The dream was probably inspired by going to the Brooklyn Botanic Gardens last weekend.


Image is an illustration by Maud Purdy, former staff artist of the Brooklyn Botanic Gardens.

(one of) the longest covered bridges in the United States!

May 3, 2009

In the spirit of giving the people what they want, here’s another post about covered bridges.  Seriously, my one post about a covered bridge gets about 10 times as many reads as anything else on my random, personal bog.  Maybe the world is hungry for a covered bridge blog?  Or are kids writing reports using google?  Here you go, hungry mysterious internet!


This, of course, is the majestic Cornish-Windsor bridge, spanning the Connecticut River between Cornish, New Hampshire, and Windsor, Vermont.

It is a town lattice truss, and it is 460 feet long, making it one of the longest in the United States!  Of course, note that it is a two-span, while the North Blenheim bridge is a single-span.

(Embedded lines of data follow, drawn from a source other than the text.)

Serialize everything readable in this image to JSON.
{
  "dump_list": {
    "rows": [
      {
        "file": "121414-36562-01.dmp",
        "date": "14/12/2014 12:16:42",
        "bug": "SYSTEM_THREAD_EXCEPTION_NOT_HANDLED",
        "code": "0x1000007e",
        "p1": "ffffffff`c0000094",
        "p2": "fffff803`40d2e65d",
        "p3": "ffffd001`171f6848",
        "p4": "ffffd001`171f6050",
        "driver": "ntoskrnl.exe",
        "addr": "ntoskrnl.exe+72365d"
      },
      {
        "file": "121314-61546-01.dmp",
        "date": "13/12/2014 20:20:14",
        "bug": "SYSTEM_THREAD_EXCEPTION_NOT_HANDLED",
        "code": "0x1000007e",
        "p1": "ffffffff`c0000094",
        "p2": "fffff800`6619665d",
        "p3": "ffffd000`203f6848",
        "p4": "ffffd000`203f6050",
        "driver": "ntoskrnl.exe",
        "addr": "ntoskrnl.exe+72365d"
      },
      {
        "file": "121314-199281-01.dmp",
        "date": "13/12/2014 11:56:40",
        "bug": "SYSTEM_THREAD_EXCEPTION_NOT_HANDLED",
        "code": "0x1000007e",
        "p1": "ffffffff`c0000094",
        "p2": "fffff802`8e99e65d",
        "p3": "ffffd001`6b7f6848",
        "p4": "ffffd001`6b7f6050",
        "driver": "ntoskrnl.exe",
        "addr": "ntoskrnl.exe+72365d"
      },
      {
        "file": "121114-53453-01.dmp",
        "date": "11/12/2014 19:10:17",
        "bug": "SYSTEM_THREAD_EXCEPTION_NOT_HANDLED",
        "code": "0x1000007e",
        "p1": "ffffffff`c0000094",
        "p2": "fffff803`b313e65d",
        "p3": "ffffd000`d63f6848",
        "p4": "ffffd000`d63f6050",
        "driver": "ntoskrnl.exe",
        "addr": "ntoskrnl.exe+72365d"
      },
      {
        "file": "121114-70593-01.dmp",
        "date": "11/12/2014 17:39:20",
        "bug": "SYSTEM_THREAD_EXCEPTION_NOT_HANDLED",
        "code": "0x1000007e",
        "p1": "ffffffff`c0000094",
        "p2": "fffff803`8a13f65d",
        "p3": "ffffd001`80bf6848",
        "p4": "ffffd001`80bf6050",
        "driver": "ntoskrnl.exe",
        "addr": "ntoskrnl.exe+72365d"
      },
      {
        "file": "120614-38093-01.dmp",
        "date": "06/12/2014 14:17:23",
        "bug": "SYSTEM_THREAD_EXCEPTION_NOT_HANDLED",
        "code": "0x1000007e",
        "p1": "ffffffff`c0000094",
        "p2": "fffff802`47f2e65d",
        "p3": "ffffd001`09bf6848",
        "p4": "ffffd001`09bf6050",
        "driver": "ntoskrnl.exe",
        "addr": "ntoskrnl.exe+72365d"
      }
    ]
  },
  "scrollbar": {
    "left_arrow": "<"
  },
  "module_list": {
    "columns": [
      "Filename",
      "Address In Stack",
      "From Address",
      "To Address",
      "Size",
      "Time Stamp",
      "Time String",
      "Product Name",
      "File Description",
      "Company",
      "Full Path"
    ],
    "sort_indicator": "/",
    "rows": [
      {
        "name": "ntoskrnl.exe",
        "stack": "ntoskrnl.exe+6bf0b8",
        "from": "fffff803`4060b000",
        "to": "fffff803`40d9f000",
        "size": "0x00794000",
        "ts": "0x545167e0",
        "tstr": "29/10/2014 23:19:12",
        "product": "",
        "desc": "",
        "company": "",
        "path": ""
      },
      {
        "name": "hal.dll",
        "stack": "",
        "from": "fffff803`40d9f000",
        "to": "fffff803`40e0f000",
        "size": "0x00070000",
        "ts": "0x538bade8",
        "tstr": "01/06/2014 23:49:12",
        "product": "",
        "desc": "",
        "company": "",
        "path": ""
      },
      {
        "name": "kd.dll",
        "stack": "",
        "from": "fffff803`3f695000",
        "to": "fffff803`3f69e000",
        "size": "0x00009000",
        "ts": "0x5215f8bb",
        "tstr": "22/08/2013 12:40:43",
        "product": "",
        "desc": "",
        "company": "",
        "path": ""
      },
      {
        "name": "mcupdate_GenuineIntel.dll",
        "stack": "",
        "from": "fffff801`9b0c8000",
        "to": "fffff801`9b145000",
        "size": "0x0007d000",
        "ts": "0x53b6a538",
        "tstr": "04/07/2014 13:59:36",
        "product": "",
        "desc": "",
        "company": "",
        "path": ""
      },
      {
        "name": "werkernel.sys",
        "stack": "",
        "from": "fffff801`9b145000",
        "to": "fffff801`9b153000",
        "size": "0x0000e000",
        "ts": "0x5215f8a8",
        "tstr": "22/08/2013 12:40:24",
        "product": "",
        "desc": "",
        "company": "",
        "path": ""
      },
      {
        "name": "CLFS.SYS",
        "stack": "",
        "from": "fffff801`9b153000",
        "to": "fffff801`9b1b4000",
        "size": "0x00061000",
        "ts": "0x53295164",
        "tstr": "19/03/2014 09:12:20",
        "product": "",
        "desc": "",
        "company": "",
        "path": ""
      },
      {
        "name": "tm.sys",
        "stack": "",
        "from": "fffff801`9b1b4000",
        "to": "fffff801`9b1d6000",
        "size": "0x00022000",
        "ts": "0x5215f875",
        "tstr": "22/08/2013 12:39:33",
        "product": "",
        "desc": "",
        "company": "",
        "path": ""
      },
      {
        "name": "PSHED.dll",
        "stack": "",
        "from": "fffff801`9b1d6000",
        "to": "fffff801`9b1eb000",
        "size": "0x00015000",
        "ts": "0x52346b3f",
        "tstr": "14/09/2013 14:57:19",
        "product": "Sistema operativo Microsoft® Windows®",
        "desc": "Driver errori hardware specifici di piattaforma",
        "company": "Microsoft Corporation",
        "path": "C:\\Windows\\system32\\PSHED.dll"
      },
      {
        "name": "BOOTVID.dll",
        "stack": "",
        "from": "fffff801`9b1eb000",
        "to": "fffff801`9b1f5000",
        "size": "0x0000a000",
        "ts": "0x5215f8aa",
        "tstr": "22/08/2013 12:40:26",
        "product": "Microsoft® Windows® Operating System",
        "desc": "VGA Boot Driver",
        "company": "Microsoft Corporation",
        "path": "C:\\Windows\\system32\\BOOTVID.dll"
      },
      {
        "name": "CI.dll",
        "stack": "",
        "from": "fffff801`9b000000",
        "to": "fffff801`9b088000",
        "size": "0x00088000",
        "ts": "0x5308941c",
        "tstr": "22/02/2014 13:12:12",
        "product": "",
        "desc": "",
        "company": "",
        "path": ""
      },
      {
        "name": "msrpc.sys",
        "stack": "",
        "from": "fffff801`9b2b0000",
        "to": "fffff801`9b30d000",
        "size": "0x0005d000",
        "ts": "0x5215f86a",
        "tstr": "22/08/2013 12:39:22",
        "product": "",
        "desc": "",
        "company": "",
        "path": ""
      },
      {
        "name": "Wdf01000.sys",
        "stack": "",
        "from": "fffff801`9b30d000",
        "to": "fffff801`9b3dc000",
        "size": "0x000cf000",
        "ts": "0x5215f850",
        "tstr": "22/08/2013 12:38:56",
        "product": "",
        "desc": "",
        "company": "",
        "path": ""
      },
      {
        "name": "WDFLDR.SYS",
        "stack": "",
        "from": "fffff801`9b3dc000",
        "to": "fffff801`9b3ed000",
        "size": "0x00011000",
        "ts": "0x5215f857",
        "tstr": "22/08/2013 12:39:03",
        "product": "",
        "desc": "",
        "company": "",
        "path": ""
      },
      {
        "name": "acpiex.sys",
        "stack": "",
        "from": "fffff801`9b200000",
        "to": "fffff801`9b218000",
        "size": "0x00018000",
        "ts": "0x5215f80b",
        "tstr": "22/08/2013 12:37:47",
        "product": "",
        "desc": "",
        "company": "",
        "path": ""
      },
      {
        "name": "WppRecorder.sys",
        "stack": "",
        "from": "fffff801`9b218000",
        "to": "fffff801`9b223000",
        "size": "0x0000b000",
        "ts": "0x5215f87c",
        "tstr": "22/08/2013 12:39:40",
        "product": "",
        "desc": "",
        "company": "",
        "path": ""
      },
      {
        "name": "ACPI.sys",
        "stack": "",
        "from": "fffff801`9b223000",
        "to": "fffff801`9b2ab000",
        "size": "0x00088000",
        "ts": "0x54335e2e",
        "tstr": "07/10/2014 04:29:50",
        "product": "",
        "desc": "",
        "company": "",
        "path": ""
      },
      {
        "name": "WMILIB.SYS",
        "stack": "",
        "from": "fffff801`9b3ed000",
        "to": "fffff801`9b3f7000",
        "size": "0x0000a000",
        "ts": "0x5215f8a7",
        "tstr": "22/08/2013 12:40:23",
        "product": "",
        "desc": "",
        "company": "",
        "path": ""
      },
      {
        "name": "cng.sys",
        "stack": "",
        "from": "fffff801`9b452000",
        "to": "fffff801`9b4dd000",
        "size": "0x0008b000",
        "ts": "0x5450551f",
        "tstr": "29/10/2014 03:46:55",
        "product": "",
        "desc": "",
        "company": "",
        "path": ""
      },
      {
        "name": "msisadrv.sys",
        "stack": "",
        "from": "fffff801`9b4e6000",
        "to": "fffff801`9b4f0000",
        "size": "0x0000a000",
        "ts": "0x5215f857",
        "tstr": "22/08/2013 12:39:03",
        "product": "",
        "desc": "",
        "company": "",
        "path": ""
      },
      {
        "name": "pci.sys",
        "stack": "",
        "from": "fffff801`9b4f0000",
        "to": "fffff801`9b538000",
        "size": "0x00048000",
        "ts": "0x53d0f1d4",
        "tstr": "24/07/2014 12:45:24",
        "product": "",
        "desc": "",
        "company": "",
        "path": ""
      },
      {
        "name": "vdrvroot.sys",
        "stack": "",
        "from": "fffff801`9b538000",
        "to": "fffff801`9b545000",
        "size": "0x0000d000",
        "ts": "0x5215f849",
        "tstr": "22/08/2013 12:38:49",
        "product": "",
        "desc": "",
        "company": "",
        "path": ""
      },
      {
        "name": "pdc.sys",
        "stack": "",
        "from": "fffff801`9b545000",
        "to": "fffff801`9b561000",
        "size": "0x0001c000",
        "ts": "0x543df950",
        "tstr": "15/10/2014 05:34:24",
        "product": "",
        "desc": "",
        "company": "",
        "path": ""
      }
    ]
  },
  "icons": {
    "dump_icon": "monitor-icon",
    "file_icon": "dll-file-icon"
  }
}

Which is more impressive?  I say North Blenheim, but you be the judge for yourself!

I took this picture from the train, after the conductor reminded us all to look.  Train sidenote: I also eavesdropped on a conversation where the assistant conductor explained how his lifelong dream had been to work on the trains, and now here he was…. the same sort of magic doesn’t happen on buses — take the train!

My dad worked on this bridge in 1987, and I still have a t-shirt from it’s re-opening after it was fixed.  For some reason, that “Chesterfield Associates” shirt is one of my most cherished possessions.

Want to learn more about historic trusses?  Why not read my dad’s book about Historic American Roof Trusses?


Train travel

May 2, 2009

What can I say to advocate for train travel to you?

I love trains, maybe more than most people.  I wrote my undergrad thesis about trains and American history, and I just LOVE them.  Train stations beautiful, and trains connected cities and encouraged growth in the right way, I believe.

That’s why I was so heartened to hear that Obama is investing $13 billion into high-speed rail development in the US.  If we don’t all die of the flu first, this will be a very good thing for our country.  I get worried when I see all those rail-to-trail conversions — a great thing for bikes in the short run, but I don’t want to see our rail infrastructure disappear.


I took the train to New York last weekend.  Let me tell you, even just the atmosphere at the station is so refreshing……I waited with an excited crowd, and when the train whistled and came rushing down towards us my heart started beating fast and the little kids around me jumped and shouted.  I got on and settled into my roomy, roomy seat, knowing that I could move around the train as I pleased during the 9.5 hours I would be on it.  Which I know is a long time, but if you bring lots of snacks and entertainment it’s really a pleasure.


Of course, the view is beautiful, especially the Vermont part of the ride.  It’s interesting to see all the towns I know really well from the train perspective, not a car perspective.  Here is Brattleboro:


If you look closely, you can also catch site of people’s secret little spots down by the train tracks — I saw a lot of little campsites, tents, hideaways, party spots, and many, many old 40 bottles.  The history of this sort of culture and train track landscape is best transferred through this excellent book, one of my favorites:


I highly recommend it!  I also saw train buffs, watching the trains — not the Amtrak, of course, but some obscure freights.

So take the train!  You won’t regret it.  I don’t even have to mention what a good thing it is to do, environmentally.  It’s also very quiet.  You might also meet people on the train.  And national train day is coming up; it’s May 9th!